When the game released on PlayStation 3 and Xbox 360 back in October we didn’t even mentioned Mercenaries mode in our review as it felt redundant. After you spend twenty odd hours shooting zombie after J’avo after everything else having a mode that only consists of shooting zombie after J’avo feels pretty dang redundant. While it’s cool to play it with a partner this doesn’t really seem to do a whole lot to make it more fun so it ends up sorely lacking in replay value.
Well to address that complaint Capcom has teamed up with Valve to bring some Left 4 Dead 2 content to the game. Brand new characters with unique load outs will be brought to the game and a pair of new enemies will be added to the roster of enemies. Know what all of this adds up to? Absolutely nothing. Even when it’s finally released this content will add nothing of note to the game itself, merely more characters to use in the repetition that is Mercenaries mode. It’s nice of Capcom to reward those loyal customers who moved the four million odd units on consoles for them by releasing PC exclusive content but this is nothing we shouldn’t be used to by now.
All Resident Evil 6 really has to its name is the production values. The game runs smooth as butter most of the time which is impressive as the game looks fantastic. All of the characters look great, lip sync is solid and the animations are top notch. Even the monsters and backgrounds are finely detailed which really stands out during the Tall Oaks segments of Leon’s campaign and the parts that occur in China. Paired up with top notch voice acting, including barely noticeable changes in cast members, the game makes a better looking movie than it does a game to play.

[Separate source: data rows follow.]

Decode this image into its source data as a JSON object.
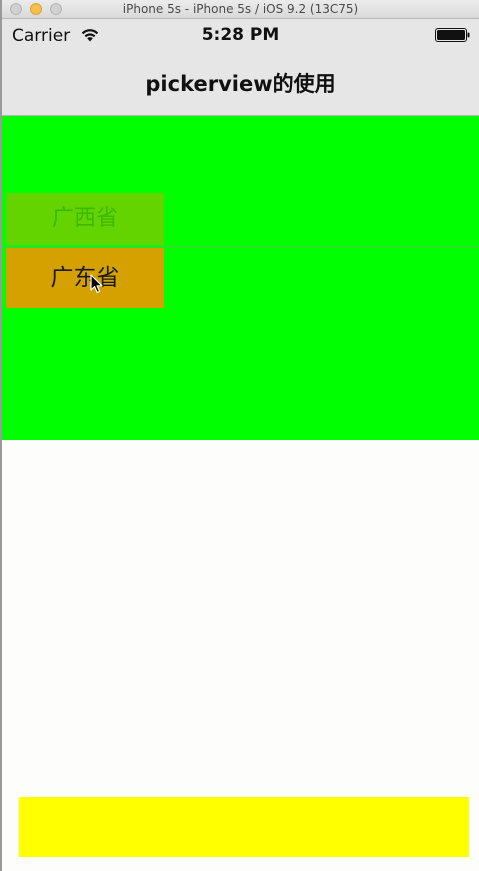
{
  "window": {
    "title": "iPhone 5s - iPhone 5s / iOS 9.2 (13C75)"
  },
  "status_bar": {
    "carrier": "Carrier",
    "time": "5:28 PM",
    "icons": [
      "wifi-icon",
      "battery-icon"
    ]
  },
  "nav": {
    "title": "pickerview的使用"
  },
  "picker": {
    "rows": [
      {
        "label": "广西省",
        "state": "above-selection"
      },
      {
        "label": "广东省",
        "state": "selected"
      }
    ],
    "colors": {
      "background": "#00ff00",
      "row_above_bg": "#63d400",
      "row_selected_bg": "#d5a100"
    }
  },
  "bottom_bar": {
    "color": "#ffff00"
  }
}
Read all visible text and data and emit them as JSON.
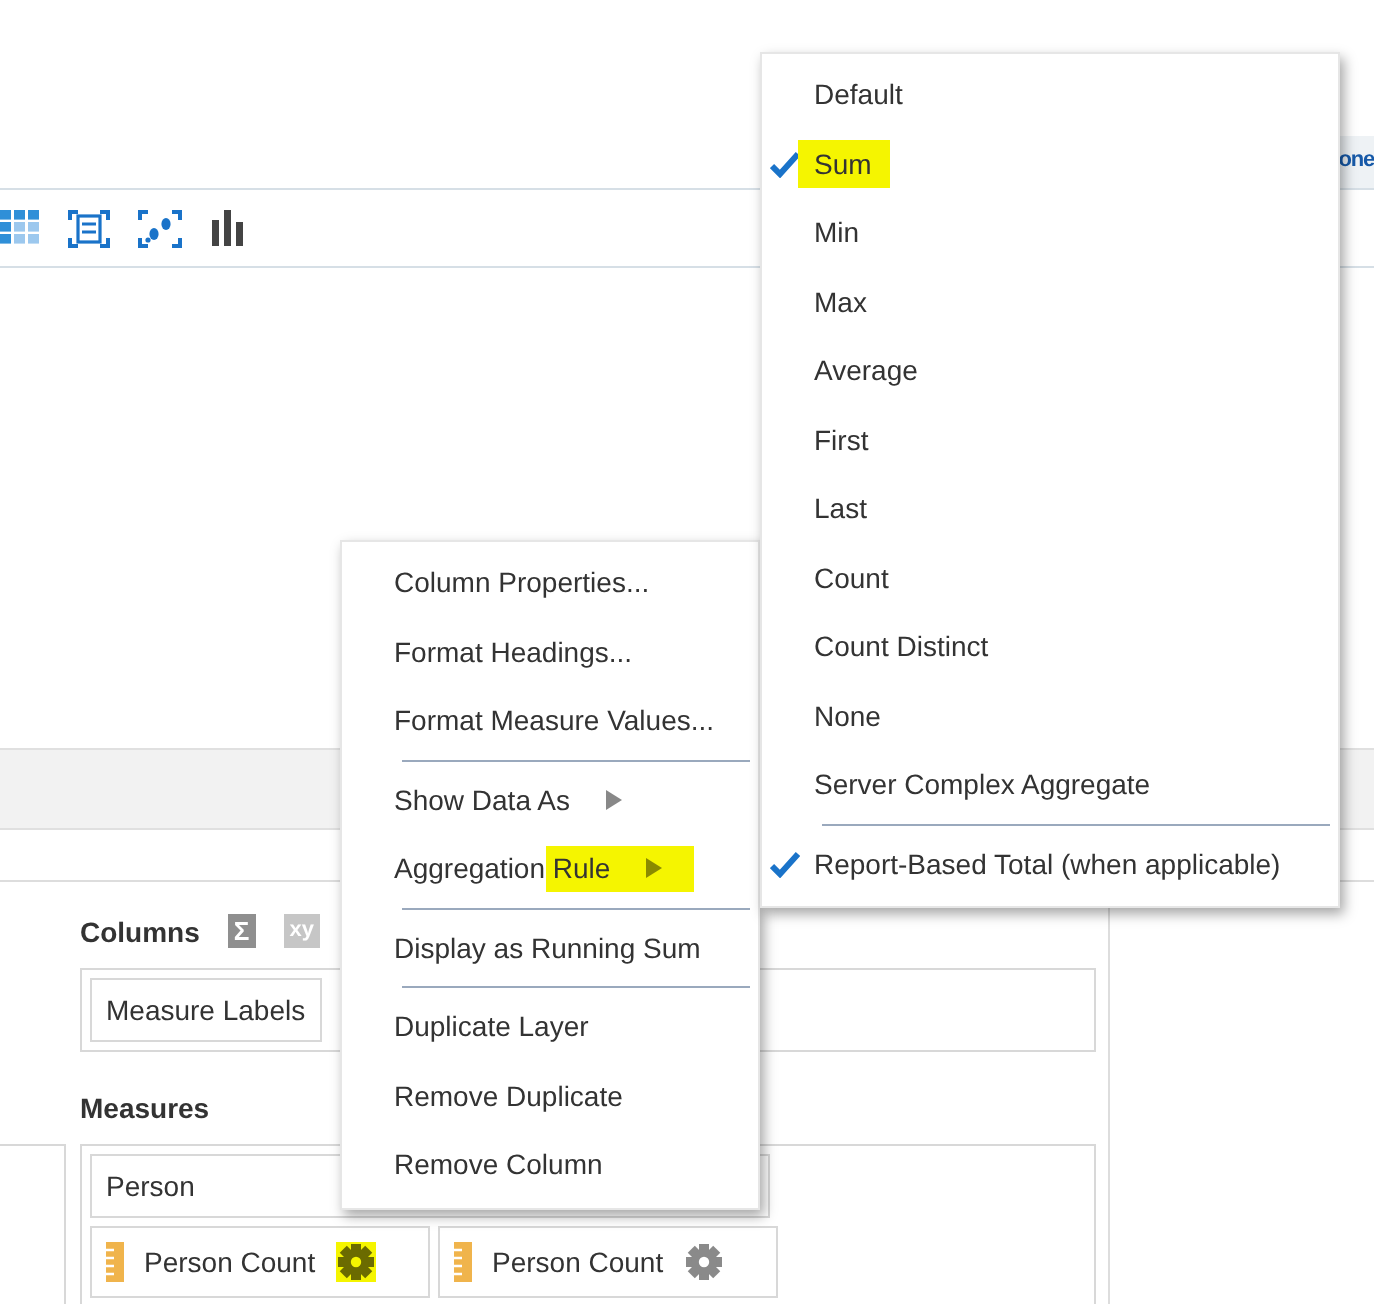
{
  "top_tab": {
    "label": "one"
  },
  "layout": {
    "columns": {
      "title": "Columns",
      "sum_button": "Σ",
      "xy_button": "xy",
      "items": [
        "Measure Labels"
      ]
    },
    "measures": {
      "title": "Measures",
      "header": "Person",
      "items": [
        {
          "label": "Person Count",
          "highlighted": true
        },
        {
          "label": "Person Count",
          "highlighted": false
        }
      ]
    }
  },
  "context_menu": {
    "items": [
      {
        "kind": "item",
        "label": "Column Properties..."
      },
      {
        "kind": "item",
        "label": "Format Headings..."
      },
      {
        "kind": "item",
        "label": "Format Measure Values..."
      },
      {
        "kind": "separator"
      },
      {
        "kind": "submenu",
        "label": "Show Data As",
        "highlighted": false
      },
      {
        "kind": "submenu",
        "label": "Aggregation Rule",
        "highlighted": true
      },
      {
        "kind": "separator"
      },
      {
        "kind": "item",
        "label": "Display as Running Sum"
      },
      {
        "kind": "separator"
      },
      {
        "kind": "item",
        "label": "Duplicate Layer"
      },
      {
        "kind": "item",
        "label": "Remove Duplicate"
      },
      {
        "kind": "item",
        "label": "Remove Column"
      }
    ]
  },
  "aggregation_menu": {
    "items": [
      {
        "kind": "option",
        "label": "Default",
        "checked": false,
        "highlighted": false
      },
      {
        "kind": "option",
        "label": "Sum",
        "checked": true,
        "highlighted": true
      },
      {
        "kind": "option",
        "label": "Min",
        "checked": false,
        "highlighted": false
      },
      {
        "kind": "option",
        "label": "Max",
        "checked": false,
        "highlighted": false
      },
      {
        "kind": "option",
        "label": "Average",
        "checked": false,
        "highlighted": false
      },
      {
        "kind": "option",
        "label": "First",
        "checked": false,
        "highlighted": false
      },
      {
        "kind": "option",
        "label": "Last",
        "checked": false,
        "highlighted": false
      },
      {
        "kind": "option",
        "label": "Count",
        "checked": false,
        "highlighted": false
      },
      {
        "kind": "option",
        "label": "Count Distinct",
        "checked": false,
        "highlighted": false
      },
      {
        "kind": "option",
        "label": "None",
        "checked": false,
        "highlighted": false
      },
      {
        "kind": "option",
        "label": "Server Complex Aggregate",
        "checked": false,
        "highlighted": false
      },
      {
        "kind": "separator"
      },
      {
        "kind": "option",
        "label": "Report-Based Total (when applicable)",
        "checked": true,
        "highlighted": false
      }
    ]
  }
}
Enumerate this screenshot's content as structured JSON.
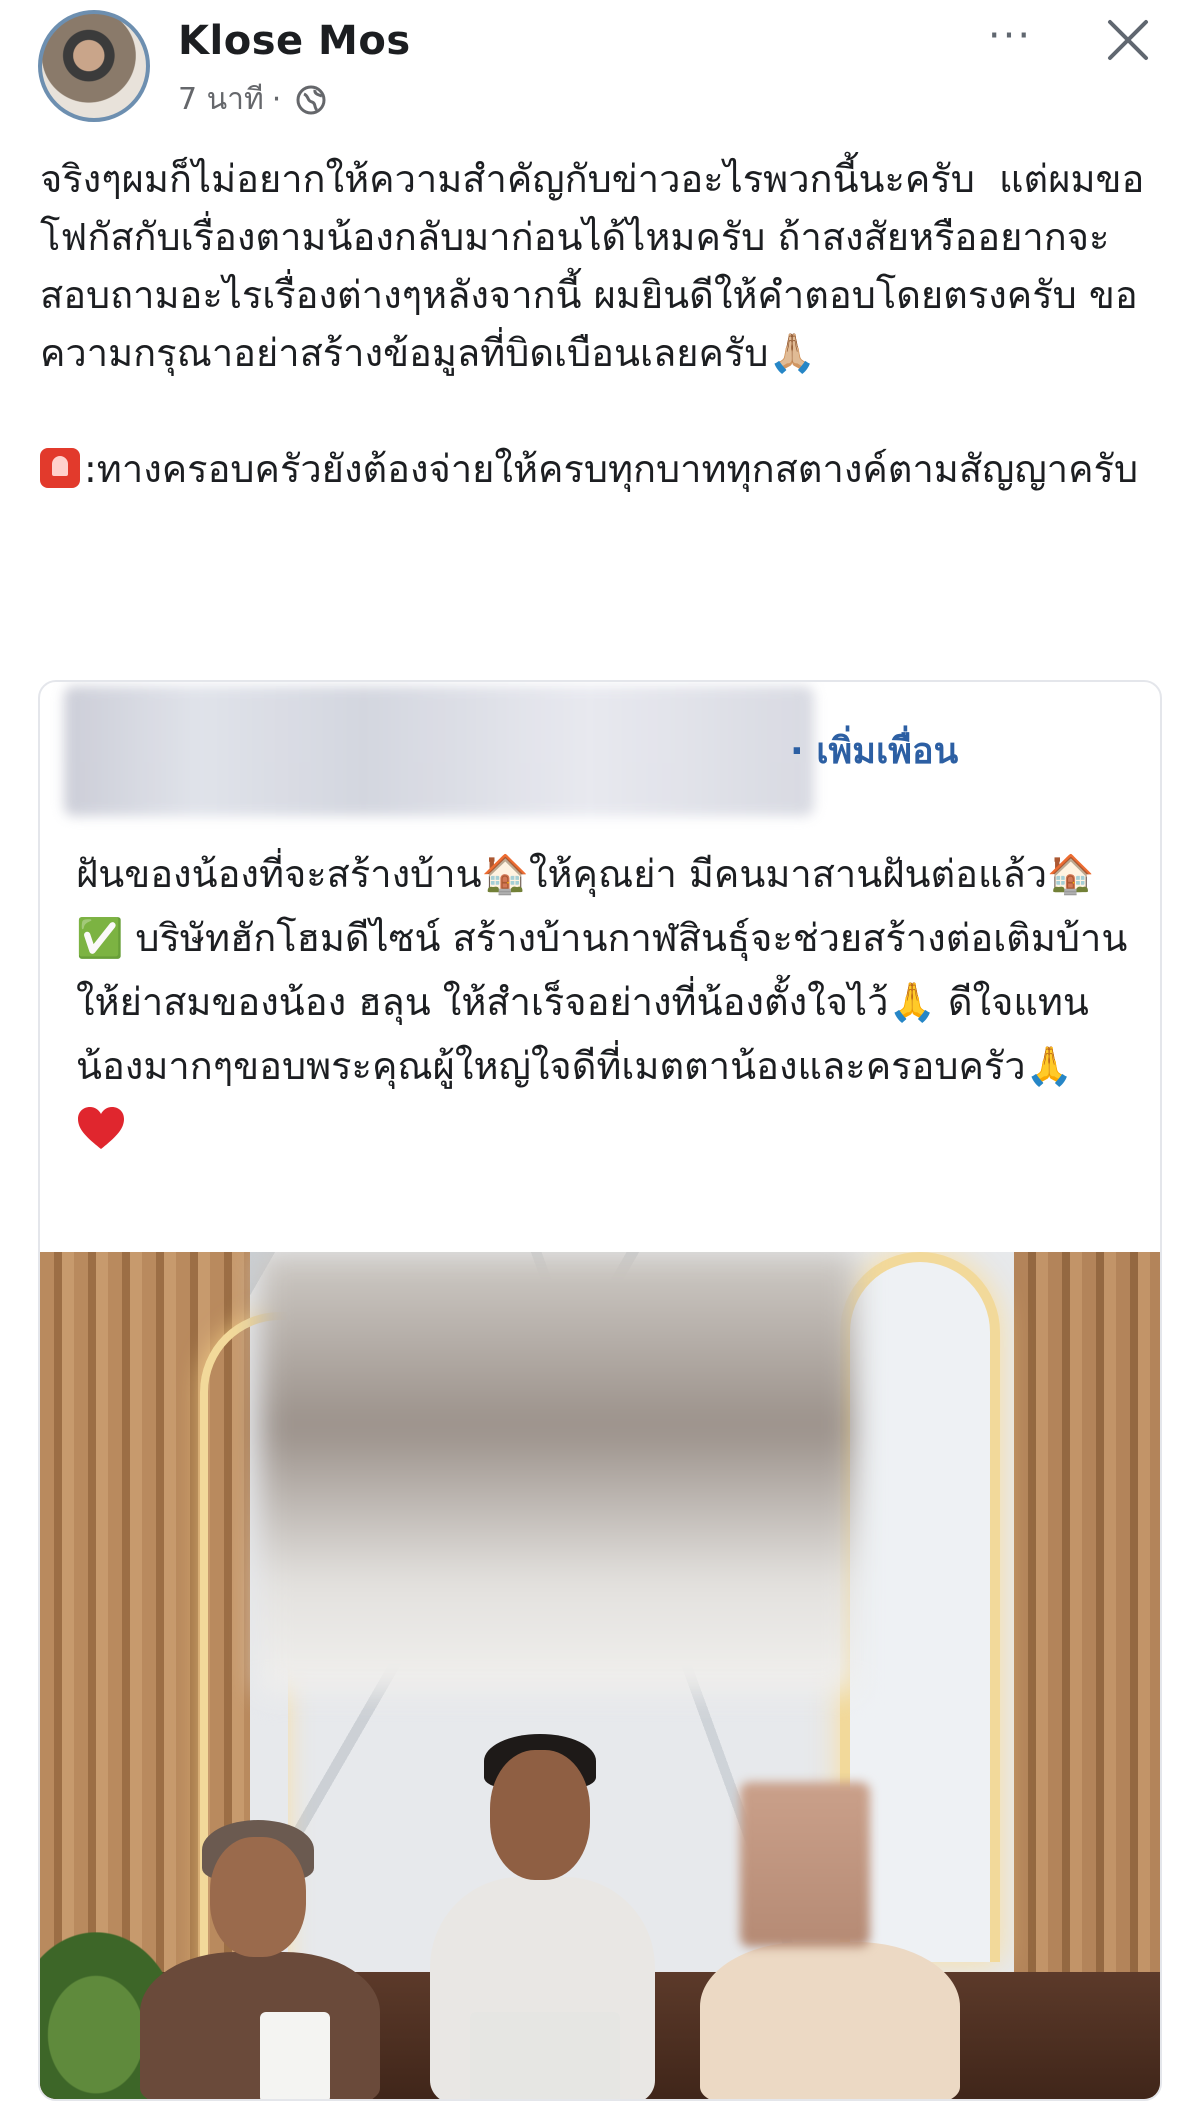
{
  "post": {
    "author": "Klose Mos",
    "time": "7 นาที",
    "separator": "·",
    "more": "···",
    "paragraph1": "จริงๆผมก็ไม่อยากให้ความสำคัญกับข่าวอะไรพวกนี้นะครับ  แต่ผมขอโฟกัสกับเรื่องตามน้องกลับมาก่อนได้ไหมครับ ถ้าสงสัยหรืออยากจะสอบถามอะไรเรื่องต่างๆหลังจากนี้ ผมยินดีให้คำตอบโดยตรงครับ ขอความกรุณาอย่าสร้างข้อมูลที่บิดเบือนเลยครับ🙏🏼",
    "paragraph2": ":ทางครอบครัวยังต้องจ่ายให้ครบทุกบาททุกสตางค์ตามสัญญาครับ"
  },
  "shared": {
    "add_friend": "· เพิ่มเพื่อน",
    "text": "ฝันของน้องที่จะสร้างบ้าน🏠ให้คุณย่า มีคนมาสานฝันต่อแล้ว🏠✅ บริษัทฮักโฮมดีไซน์ สร้างบ้านกาฬสินธุ์จะช่วยสร้างต่อเติมบ้านให้ย่าสมของน้อง ฮลุน ให้สำเร็จอย่างที่น้องตั้งใจไว้🙏 ดีใจแทนน้องมากๆขอบพระคุณผู้ใหญ่ใจดีที่เมตตาน้องและครอบครัว🙏"
  },
  "icons": {
    "avatar": "profile-photo",
    "globe": "globe-icon",
    "more": "more-options-icon",
    "close": "close-icon",
    "siren": "siren-icon",
    "heart": "red-heart-icon"
  },
  "colors": {
    "link": "#2c5fa3",
    "meta": "#65676b",
    "heart": "#e0262e"
  }
}
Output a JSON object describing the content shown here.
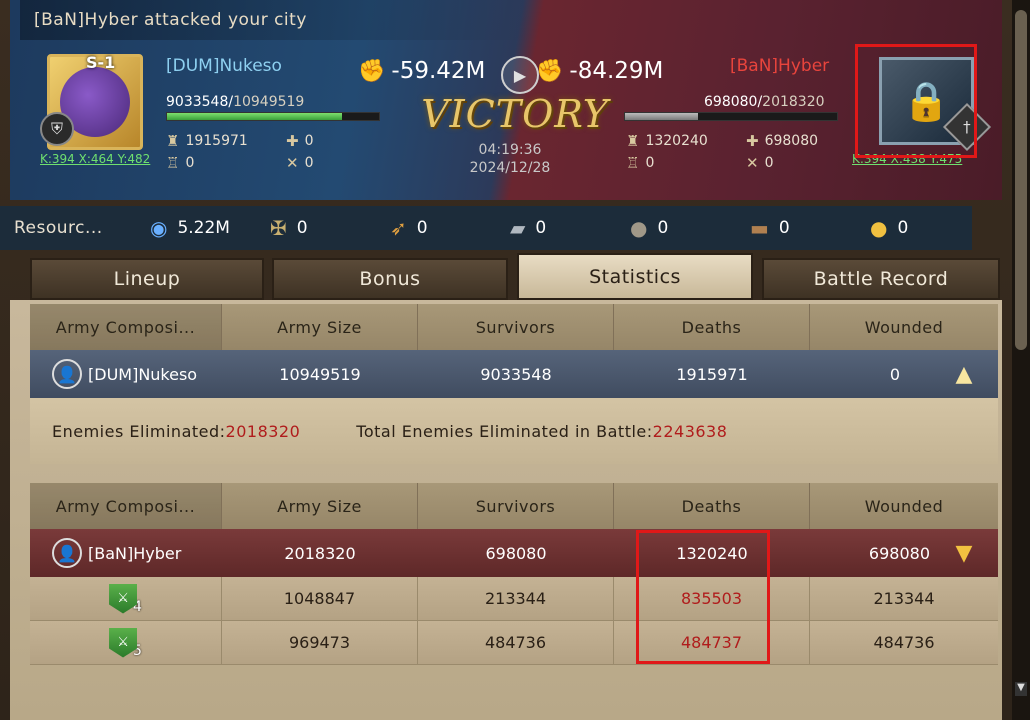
{
  "header": {
    "title": "[BaN]Hyber attacked your city",
    "result": "VICTORY",
    "time": "04:19:36",
    "date": "2024/12/28"
  },
  "attacker_side": {
    "level_badge": "S-1",
    "name": "[DUM]Nukeso",
    "troops_current": "9033548",
    "troops_max": "10949519",
    "troops_fraction": 0.825,
    "coords": "K:394 X:464 Y:482",
    "deaths": "1915971",
    "heal": "0",
    "tower": "0",
    "wounded": "0",
    "power_change": "-59.42M"
  },
  "defender_side": {
    "name": "[BaN]Hyber",
    "troops_current": "698080",
    "troops_max": "2018320",
    "troops_fraction": 0.346,
    "coords": "K:394 X:438 Y:475",
    "deaths": "1320240",
    "heal": "698080",
    "tower": "0",
    "wounded": "0",
    "power_change": "-84.29M"
  },
  "resources": {
    "label": "Resourc...",
    "items": [
      {
        "icon": "exp-icon",
        "value": "5.22M"
      },
      {
        "icon": "medal-icon",
        "value": "0"
      },
      {
        "icon": "feather-icon",
        "value": "0"
      },
      {
        "icon": "iron-ingot-icon",
        "value": "0"
      },
      {
        "icon": "stone-icon",
        "value": "0"
      },
      {
        "icon": "wood-icon",
        "value": "0"
      },
      {
        "icon": "gold-coin-icon",
        "value": "0"
      }
    ]
  },
  "tabs": [
    "Lineup",
    "Bonus",
    "Statistics",
    "Battle Record"
  ],
  "active_tab": "Statistics",
  "columns": [
    "Army Composi...",
    "Army Size",
    "Survivors",
    "Deaths",
    "Wounded"
  ],
  "table1": {
    "player": "[DUM]Nukeso",
    "army_size": "10949519",
    "survivors": "9033548",
    "deaths": "1915971",
    "wounded": "0",
    "enemies_label": "Enemies Eliminated:",
    "enemies_value": "2018320",
    "total_label": "Total Enemies Eliminated in Battle:",
    "total_value": "2243638"
  },
  "table2": {
    "player": "[BaN]Hyber",
    "army_size": "2018320",
    "survivors": "698080",
    "deaths": "1320240",
    "wounded": "698080",
    "units": [
      {
        "tier": "4",
        "army_size": "1048847",
        "survivors": "213344",
        "deaths": "835503",
        "wounded": "213344"
      },
      {
        "tier": "5",
        "army_size": "969473",
        "survivors": "484736",
        "deaths": "484737",
        "wounded": "484736"
      }
    ]
  },
  "colors": {
    "highlight_box": "#e01818",
    "death_red": "#b01c1c",
    "coord_green": "#6fe06f",
    "attacker_name": "#8ed0f0",
    "defender_name": "#e8443c"
  }
}
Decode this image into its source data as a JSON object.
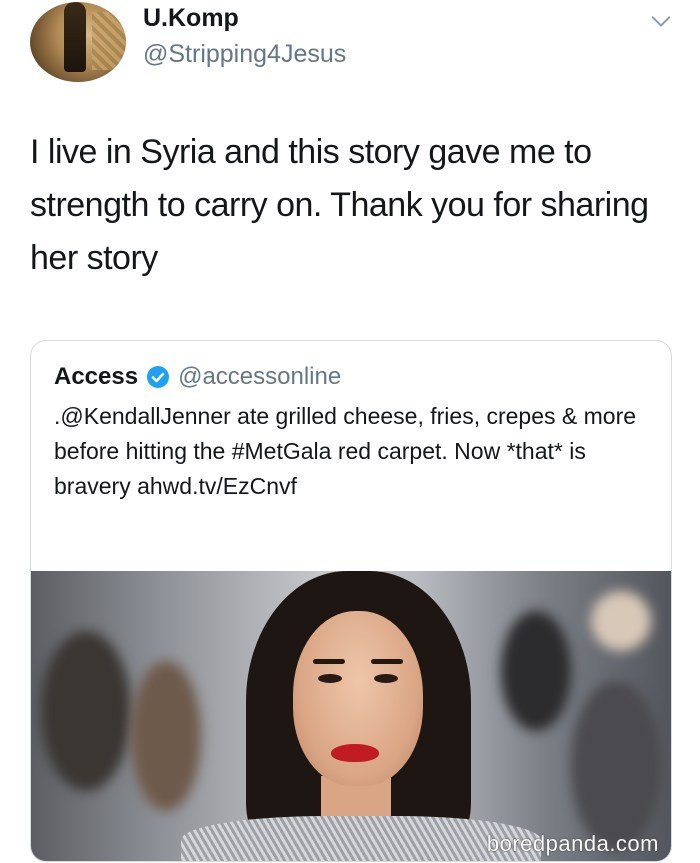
{
  "tweet": {
    "display_name": "U.Komp",
    "handle": "@Stripping4Jesus",
    "text": "I live in Syria and this story gave me to strength to carry on. Thank you for sharing her story"
  },
  "quoted_tweet": {
    "display_name": "Access",
    "handle": "@accessonline",
    "text": ".@KendallJenner ate grilled cheese, fries, crepes & more before hitting the #MetGala red carpet. Now *that* is bravery ahwd.tv/EzCnvf",
    "verified": true
  },
  "watermark": "boredpanda.com",
  "icons": {
    "menu": "chevron-down-icon",
    "verified": "verified-badge-icon"
  },
  "colors": {
    "text_primary": "#14171a",
    "text_secondary": "#657786",
    "verified_blue": "#1da1f2",
    "border": "#d5dde3",
    "lipstick": "#c11b24"
  }
}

Honestly when all is said and done this game has as much in common with Resident Evil as the Mila Jovovich films. All we have left is the mindless violence, over the top action, pointless but frustrating vehicle segments and lots of automatic weapons. Frankly Resident Evil needs to split into two sub-series at this point – one that focuses on action and one that actually does the horror thing. Otherwise we’re going to end up with more and more half-baked games like this.